The full listing should be duplicated word for word.
▼▼▼
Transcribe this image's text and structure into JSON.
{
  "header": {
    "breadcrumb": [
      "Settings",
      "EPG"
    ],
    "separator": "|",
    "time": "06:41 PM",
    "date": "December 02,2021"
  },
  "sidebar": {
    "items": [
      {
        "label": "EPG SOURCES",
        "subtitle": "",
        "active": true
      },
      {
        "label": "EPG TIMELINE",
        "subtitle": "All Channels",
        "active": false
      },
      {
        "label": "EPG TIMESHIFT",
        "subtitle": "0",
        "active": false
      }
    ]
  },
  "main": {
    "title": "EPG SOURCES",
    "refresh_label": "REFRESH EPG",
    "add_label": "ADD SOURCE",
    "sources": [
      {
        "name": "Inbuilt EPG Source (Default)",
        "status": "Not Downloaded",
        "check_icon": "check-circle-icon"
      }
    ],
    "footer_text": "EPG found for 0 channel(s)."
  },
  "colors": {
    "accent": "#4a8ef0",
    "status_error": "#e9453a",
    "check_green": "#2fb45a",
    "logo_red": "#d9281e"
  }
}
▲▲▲
Exercise result
Transcribe this image's text and structure into JSON.
{
  "header": {
    "breadcrumb": [
      "Settings",
      "EPG"
    ],
    "separator": "|",
    "time": "06:41 PM",
    "date": "December 02,2021"
  },
  "sidebar": {
    "items": [
      {
        "label": "EPG SOURCES",
        "subtitle": "",
        "active": true
      },
      {
        "label": "EPG TIMELINE",
        "subtitle": "All Channels",
        "active": false
      },
      {
        "label": "EPG TIMESHIFT",
        "subtitle": "0",
        "active": false
      }
    ]
  },
  "main": {
    "title": "EPG SOURCES",
    "refresh_label": "REFRESH EPG",
    "add_label": "ADD SOURCE",
    "sources": [
      {
        "name": "Inbuilt EPG Source (Default)",
        "status": "Not Downloaded",
        "check_icon": "check-circle-icon"
      }
    ],
    "footer_text": "EPG found for 0 channel(s)."
  },
  "colors": {
    "accent": "#4a8ef0",
    "status_error": "#e9453a",
    "check_green": "#2fb45a",
    "logo_red": "#d9281e"
  }
}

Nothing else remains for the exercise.